Don’t you feel more virtuous the earlier you’ve gotten up in the morning? Or perhaps you’re just one of the lucky ones who are simply wired that way. Amerisleep surveyed over 1,000 people, both early and late risers, about the perks and quirks of hopping right out of bed, and what motivates (or doesn’t) those of us who hit “snooze.”
Rise and grind: 67% of respondents said they woke up between 4 a.m and 7 a.m. – overall, the wake-up time of early risers was 6 a.m., by 44%.
Toeing the line: early risers deemed (by a 43% margin) that 7 a.m. was the latest you could get up and still call yourself an early riser.
What makes someone an early riser?
Life experience. It turns out that many are made, not born.
Early mornings: the ultimate productivity hack. When it came to early risers, 61.2% said they were very productive at work, while in comparison, with late risers, only 48.6% said the same.

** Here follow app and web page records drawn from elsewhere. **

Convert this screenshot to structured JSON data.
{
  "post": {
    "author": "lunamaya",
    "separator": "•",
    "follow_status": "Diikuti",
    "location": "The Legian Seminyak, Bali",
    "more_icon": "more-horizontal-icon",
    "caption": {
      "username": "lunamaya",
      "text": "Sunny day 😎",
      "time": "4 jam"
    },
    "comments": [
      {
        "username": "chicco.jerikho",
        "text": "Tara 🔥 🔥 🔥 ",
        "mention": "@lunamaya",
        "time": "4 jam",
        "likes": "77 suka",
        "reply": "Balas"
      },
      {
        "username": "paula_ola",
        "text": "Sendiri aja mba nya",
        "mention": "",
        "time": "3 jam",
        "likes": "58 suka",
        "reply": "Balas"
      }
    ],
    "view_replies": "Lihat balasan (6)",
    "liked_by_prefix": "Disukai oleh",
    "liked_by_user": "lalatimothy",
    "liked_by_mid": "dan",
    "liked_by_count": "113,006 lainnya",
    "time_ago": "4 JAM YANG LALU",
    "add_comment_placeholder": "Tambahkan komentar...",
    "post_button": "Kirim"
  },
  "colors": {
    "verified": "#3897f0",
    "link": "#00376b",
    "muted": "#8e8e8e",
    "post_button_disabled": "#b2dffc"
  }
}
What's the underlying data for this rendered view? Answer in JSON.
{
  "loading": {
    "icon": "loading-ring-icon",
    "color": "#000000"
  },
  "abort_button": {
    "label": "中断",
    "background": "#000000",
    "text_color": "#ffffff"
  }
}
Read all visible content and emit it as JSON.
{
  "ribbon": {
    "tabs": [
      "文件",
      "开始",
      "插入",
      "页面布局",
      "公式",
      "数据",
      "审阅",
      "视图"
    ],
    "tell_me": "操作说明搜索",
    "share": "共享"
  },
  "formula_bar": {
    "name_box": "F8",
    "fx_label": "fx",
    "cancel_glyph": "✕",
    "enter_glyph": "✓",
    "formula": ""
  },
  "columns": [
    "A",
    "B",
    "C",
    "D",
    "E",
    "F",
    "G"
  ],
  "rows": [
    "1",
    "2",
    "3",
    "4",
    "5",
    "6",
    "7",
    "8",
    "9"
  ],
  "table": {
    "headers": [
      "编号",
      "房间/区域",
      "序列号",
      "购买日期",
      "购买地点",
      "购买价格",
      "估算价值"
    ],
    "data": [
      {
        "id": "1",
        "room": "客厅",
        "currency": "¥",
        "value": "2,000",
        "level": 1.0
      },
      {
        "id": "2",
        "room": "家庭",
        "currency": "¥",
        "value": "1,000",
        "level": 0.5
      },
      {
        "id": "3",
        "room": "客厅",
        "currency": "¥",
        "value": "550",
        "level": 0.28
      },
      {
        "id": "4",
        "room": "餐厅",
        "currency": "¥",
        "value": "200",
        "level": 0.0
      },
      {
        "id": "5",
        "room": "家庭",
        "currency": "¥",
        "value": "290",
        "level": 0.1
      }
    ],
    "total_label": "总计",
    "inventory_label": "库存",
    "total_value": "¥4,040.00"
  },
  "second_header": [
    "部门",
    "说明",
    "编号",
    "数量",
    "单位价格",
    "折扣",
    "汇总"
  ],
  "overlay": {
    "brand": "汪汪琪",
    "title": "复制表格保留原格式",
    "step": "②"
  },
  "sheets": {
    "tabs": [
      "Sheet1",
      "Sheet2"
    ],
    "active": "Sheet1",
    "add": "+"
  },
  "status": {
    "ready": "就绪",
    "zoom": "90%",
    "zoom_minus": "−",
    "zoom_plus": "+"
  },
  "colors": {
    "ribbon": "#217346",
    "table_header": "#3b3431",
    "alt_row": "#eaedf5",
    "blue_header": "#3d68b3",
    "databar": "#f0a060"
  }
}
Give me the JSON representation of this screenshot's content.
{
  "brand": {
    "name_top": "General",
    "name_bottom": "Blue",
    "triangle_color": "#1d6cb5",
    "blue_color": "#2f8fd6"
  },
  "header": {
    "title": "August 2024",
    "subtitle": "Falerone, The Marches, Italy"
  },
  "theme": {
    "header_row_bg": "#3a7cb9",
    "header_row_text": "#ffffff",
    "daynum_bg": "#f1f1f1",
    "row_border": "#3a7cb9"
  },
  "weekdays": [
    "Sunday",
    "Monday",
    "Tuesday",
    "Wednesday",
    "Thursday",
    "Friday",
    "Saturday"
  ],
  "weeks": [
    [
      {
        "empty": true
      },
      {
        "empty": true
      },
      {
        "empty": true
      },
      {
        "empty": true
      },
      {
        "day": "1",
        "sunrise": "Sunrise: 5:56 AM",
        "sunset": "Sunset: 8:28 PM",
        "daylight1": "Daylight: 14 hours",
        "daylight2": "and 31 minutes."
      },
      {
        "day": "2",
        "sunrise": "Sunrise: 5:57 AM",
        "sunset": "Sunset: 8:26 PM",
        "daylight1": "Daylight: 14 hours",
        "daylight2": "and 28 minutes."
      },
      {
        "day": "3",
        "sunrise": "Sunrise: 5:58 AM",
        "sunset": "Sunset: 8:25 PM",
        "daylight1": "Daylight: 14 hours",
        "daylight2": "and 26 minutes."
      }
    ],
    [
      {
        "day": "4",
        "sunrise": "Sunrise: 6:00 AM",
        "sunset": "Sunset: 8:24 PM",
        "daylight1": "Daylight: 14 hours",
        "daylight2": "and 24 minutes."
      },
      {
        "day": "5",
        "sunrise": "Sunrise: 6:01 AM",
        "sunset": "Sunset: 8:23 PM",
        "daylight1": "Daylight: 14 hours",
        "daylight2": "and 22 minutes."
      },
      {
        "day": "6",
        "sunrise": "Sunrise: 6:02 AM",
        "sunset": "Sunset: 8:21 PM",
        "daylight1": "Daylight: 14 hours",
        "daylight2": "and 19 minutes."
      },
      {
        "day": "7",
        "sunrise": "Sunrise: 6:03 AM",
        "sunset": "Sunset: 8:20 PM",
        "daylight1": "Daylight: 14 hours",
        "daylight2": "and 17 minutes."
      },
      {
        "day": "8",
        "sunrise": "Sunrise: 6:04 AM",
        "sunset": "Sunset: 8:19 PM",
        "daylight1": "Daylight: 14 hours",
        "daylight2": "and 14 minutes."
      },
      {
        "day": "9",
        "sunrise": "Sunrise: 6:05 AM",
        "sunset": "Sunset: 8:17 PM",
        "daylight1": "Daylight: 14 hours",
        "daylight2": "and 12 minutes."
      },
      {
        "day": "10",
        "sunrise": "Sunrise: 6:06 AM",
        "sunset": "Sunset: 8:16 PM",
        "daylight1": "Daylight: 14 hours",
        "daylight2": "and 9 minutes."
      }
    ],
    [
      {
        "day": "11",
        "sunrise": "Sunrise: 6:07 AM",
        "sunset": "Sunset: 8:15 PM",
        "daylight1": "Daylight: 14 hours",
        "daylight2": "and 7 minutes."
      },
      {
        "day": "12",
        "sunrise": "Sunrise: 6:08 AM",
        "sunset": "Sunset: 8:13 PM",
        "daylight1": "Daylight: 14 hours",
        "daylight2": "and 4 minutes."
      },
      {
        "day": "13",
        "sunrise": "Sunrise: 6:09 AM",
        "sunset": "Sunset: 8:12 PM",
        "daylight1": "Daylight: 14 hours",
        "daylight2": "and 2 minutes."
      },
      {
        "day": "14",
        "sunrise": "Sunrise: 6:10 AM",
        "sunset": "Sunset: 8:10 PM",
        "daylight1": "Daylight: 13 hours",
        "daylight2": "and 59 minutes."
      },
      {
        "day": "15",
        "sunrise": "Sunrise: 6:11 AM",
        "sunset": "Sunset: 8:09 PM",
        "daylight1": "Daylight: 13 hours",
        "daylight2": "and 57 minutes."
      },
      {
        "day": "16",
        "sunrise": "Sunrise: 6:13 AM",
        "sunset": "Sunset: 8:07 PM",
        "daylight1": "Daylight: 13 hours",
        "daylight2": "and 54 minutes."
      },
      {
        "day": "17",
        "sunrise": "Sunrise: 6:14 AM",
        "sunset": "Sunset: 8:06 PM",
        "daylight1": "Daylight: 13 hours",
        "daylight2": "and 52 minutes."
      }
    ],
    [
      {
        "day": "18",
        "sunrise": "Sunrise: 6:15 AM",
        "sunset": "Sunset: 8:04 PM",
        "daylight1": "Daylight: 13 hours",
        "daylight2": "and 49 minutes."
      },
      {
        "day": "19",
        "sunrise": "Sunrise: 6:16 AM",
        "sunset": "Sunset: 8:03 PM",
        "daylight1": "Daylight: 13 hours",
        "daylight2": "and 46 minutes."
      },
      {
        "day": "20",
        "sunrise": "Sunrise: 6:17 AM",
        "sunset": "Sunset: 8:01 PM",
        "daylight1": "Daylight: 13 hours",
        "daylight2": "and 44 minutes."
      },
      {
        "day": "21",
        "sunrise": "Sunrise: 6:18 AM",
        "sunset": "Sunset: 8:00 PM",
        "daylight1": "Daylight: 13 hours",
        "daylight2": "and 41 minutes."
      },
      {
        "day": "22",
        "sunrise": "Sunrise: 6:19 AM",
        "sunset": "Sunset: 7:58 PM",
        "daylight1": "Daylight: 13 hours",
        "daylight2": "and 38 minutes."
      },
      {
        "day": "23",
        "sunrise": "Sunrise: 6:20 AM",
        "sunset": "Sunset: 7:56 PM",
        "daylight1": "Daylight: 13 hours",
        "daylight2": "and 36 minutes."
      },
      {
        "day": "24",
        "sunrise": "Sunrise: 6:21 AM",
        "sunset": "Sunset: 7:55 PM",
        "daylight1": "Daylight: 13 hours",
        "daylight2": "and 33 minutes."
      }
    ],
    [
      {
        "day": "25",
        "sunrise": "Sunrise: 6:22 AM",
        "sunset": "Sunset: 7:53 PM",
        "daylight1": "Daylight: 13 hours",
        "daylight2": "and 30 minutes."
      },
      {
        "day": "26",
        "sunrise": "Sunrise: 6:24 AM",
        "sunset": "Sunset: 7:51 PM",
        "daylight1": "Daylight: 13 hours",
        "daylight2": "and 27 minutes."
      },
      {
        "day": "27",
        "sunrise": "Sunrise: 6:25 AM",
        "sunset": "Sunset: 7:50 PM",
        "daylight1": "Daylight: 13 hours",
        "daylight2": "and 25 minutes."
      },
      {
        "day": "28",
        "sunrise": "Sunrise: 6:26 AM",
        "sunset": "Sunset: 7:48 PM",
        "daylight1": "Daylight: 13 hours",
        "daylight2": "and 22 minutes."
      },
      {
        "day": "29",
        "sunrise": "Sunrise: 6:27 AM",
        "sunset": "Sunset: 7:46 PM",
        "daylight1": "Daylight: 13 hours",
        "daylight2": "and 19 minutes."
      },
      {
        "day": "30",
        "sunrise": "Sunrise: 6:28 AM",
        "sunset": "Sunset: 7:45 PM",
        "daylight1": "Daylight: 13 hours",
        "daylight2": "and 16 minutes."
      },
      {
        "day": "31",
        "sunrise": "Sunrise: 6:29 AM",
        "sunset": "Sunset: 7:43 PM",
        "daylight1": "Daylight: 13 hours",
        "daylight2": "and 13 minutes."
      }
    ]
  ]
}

And the earlier, the better – people who rose at 4 a.m. said they were highly productive at work 71% of the time. (The least productive wake-up time is 11 a.m.).
The time you wake influences what you make
Check out the chart below and do the math yourself: Earlier risers consistently out-earn the late risers.
Again, people who rose at 4 a.m. were the most successful, this time earning the most. What is it with these people? (Recent research says a small number of “advanced sleepers” rise this early naturally.)
What’s your morning routine?
It wouldn’t be a morning without a morning ritual. The most popular morning routines for respondents included:
- Showering/getting ready: 58%
- Checking email: 57%
- Making breakfast: 57%
- Coffee: 50%
- Planning the day: 44%
- Commuting: 42%
- Reading/watching the news: 36%
On the weekends, the survey found, early birds maintain their discipline, only rarely or occasionally sleeping in. When they do, it’s usually for extreme circumstances, like they stayed up all night the night before (66%) or they were sick (60%).